©Michele L. Catanese
*In his encyclical, Dives in Misericordia, section 7, St. John Paul II wrote: “... mercy is an indispensable dimension of love; it is as it were love’s second name and, at the same time, the specific manner in which love is revealed.”
Both the above quote from St. John Paul and the prayer of St. Faustina were found in Crossing the Threshold of Mercy: A Spiritual Guide for the Extraordinary Year of Mercy, ed. By Mark-David Janus, CSP, PhD
The first and fourth images in this entry are icons by Fr. William Hart McNichols. The first is called The Risen Lord Appears to St. Thomas and can be found at http://fineartamerica.com/featured/the-risen-lord-appears-to-st-thomas-257-william-hart-mcnichols.html. The latter icon is called St. Faustina Kowalska Apostle of Divine Mercy. It can be found at http://fineartamerica.com/featured/st-faustina-kowalska-apostle-of-divine-mercy-094-william-hart-mcnichols.html.
After the icon of St. Thomas is an inset of the Risen Christ from a painting by Fra Angelico. I really liked the tenderness and mercy which are seen in Jesus' eyes and overall expression.
The third and fifth images are my photos. The seascape was take in Jacksonville, Florida. I chose it because it is a sunrise through many clouds, so you cannot truly tell it is a sunrise. This is symbolic of the "lesson" of St. Thomas: sometimes you cannot see something that is truly there. We have to trust that the sunrise is taking place in this photo, just as we have to trust that God is present when things seem to be indicating the opposite.

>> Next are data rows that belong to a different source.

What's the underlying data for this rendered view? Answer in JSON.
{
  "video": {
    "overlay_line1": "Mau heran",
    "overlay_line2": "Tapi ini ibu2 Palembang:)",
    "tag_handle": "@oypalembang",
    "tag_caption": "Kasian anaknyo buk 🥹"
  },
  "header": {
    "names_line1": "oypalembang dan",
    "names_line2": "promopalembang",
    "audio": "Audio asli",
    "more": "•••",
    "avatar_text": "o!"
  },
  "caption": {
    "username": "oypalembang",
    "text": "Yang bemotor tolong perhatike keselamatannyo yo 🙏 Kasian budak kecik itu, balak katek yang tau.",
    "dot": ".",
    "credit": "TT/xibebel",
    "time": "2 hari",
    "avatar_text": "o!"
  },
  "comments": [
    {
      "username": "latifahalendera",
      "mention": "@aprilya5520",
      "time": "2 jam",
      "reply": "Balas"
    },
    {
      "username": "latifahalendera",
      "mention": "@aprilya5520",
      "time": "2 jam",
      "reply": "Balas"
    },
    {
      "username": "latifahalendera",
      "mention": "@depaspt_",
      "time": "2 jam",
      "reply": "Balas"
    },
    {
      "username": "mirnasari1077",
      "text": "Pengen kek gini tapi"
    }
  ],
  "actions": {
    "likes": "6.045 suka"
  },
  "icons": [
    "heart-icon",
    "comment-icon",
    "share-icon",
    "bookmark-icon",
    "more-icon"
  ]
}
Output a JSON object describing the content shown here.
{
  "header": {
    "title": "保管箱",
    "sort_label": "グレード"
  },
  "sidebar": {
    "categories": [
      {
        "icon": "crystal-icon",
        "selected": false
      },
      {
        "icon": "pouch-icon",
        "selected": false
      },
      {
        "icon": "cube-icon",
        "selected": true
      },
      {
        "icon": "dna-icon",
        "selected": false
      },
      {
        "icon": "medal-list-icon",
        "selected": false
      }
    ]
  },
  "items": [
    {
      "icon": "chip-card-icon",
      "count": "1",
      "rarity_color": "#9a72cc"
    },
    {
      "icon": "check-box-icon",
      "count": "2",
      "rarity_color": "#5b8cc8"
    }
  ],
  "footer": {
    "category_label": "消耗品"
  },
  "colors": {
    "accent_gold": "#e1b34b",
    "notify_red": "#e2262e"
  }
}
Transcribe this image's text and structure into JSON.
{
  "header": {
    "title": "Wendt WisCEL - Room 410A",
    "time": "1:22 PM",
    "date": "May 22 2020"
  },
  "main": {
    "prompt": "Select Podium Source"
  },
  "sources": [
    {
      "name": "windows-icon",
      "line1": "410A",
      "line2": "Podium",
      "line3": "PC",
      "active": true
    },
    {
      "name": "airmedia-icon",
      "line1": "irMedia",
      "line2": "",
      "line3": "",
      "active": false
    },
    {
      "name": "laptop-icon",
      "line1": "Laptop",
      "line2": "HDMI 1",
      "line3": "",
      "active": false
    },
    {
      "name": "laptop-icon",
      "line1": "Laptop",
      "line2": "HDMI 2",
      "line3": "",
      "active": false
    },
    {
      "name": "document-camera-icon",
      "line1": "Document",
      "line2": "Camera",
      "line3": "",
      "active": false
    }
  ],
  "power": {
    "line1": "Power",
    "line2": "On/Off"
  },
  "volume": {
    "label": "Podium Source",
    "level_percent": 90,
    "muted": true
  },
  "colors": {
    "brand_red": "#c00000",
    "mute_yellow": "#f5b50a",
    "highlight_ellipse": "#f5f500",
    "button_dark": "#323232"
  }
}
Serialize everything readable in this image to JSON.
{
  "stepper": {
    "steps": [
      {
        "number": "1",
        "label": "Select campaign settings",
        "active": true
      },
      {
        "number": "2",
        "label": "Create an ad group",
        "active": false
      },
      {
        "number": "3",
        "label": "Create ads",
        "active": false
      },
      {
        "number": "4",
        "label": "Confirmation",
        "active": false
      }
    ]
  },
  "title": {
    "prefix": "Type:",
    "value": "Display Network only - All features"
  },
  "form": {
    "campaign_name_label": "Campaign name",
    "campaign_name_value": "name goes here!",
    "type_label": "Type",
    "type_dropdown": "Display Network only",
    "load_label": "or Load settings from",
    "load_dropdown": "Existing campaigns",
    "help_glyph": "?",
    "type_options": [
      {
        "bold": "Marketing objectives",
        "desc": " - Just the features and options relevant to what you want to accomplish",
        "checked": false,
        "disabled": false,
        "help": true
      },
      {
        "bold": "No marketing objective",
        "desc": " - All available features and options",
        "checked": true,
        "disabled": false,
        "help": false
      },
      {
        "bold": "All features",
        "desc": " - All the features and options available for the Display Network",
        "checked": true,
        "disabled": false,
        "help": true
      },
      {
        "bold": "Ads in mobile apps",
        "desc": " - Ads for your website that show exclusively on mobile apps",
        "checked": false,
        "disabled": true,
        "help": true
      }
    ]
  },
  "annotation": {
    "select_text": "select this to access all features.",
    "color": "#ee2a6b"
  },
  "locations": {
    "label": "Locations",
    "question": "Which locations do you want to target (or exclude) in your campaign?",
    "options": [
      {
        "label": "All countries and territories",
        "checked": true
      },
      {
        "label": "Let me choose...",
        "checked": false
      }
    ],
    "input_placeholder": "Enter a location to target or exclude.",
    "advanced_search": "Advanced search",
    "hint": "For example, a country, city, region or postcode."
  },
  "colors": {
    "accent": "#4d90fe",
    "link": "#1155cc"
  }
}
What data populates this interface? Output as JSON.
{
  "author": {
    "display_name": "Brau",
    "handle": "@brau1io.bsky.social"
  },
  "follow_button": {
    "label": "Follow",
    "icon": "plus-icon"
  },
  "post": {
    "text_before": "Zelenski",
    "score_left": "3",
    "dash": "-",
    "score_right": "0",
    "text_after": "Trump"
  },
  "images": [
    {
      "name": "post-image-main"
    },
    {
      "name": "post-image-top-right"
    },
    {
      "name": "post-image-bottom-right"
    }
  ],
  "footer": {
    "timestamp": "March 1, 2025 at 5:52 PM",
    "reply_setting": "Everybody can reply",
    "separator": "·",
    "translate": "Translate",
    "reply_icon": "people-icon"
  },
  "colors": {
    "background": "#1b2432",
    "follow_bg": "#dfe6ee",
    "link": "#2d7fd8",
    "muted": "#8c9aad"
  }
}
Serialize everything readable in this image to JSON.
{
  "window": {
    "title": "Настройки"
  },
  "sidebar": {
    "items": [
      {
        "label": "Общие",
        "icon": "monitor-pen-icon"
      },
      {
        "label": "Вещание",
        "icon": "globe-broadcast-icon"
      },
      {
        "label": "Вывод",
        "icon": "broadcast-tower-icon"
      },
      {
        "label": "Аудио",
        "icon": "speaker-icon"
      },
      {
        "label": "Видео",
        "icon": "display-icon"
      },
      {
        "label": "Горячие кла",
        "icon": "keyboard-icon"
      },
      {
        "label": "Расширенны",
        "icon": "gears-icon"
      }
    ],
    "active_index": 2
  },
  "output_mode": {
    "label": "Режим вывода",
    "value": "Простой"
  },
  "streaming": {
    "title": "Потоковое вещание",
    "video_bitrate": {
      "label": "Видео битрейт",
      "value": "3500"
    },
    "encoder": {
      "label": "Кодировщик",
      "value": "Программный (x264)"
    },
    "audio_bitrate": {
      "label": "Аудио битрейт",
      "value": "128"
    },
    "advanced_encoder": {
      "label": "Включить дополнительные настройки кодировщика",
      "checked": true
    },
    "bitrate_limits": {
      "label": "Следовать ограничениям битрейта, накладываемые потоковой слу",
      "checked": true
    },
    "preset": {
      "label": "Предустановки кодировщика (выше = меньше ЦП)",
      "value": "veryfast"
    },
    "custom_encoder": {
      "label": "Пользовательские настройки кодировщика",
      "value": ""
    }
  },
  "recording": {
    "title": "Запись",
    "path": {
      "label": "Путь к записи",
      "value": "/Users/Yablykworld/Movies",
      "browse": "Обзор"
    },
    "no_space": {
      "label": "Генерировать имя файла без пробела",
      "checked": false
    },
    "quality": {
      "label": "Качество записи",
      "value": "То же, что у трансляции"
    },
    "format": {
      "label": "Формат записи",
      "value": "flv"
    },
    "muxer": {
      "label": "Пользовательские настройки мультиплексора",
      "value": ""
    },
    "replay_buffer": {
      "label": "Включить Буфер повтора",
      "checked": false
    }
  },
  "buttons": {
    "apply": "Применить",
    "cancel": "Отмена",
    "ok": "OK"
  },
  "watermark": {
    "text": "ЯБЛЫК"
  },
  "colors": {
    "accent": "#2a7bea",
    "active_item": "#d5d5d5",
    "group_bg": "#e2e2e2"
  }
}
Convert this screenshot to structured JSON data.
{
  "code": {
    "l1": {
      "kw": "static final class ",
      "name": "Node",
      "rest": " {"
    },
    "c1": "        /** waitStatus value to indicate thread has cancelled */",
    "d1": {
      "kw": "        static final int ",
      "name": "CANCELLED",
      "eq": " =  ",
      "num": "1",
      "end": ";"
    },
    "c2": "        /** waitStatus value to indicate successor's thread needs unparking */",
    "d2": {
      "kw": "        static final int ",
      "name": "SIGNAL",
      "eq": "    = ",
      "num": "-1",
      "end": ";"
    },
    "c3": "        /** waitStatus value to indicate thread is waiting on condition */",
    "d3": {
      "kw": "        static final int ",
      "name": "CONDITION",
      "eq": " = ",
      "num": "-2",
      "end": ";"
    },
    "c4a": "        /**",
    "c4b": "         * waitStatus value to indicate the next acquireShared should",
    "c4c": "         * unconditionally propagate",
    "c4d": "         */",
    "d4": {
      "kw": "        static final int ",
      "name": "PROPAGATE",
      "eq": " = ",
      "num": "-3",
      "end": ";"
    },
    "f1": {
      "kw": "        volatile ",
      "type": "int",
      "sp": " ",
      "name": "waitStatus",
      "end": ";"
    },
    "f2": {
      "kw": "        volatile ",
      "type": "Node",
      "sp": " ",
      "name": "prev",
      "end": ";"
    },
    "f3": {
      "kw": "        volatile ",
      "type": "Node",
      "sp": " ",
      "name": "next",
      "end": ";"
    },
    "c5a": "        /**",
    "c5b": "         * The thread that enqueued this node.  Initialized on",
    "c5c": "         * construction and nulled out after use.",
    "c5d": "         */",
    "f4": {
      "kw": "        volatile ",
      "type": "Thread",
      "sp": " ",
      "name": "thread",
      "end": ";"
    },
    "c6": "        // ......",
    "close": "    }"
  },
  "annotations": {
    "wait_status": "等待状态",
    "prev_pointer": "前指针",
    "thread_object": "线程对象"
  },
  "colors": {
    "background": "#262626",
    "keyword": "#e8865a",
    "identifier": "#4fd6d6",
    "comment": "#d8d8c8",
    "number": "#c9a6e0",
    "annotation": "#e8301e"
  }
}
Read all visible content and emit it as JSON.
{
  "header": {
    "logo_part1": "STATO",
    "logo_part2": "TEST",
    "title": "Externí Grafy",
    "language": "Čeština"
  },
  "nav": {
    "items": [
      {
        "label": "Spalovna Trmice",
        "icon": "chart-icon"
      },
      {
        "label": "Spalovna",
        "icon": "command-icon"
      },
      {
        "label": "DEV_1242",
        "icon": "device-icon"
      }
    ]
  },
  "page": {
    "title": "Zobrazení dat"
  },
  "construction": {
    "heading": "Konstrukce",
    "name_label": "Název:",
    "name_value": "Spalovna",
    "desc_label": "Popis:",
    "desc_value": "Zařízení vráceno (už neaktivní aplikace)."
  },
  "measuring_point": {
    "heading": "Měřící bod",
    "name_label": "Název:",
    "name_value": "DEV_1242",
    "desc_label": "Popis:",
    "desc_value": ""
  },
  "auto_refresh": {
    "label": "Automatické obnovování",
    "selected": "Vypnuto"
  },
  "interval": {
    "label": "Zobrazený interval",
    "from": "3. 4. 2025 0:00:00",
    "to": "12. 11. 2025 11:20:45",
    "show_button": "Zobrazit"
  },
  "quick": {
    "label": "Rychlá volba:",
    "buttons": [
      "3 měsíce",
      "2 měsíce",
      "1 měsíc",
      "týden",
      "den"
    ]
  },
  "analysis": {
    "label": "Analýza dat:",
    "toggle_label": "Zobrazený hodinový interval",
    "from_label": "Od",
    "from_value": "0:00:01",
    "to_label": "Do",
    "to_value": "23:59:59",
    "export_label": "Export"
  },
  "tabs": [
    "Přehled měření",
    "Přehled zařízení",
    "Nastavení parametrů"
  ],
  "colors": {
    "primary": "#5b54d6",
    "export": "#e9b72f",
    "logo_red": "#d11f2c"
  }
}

The last photo was taken in Nova Scotia, Canada. I chose it because it reminded me of the waters of Baptism in which we are washed and which are a source of rich life-giving grace.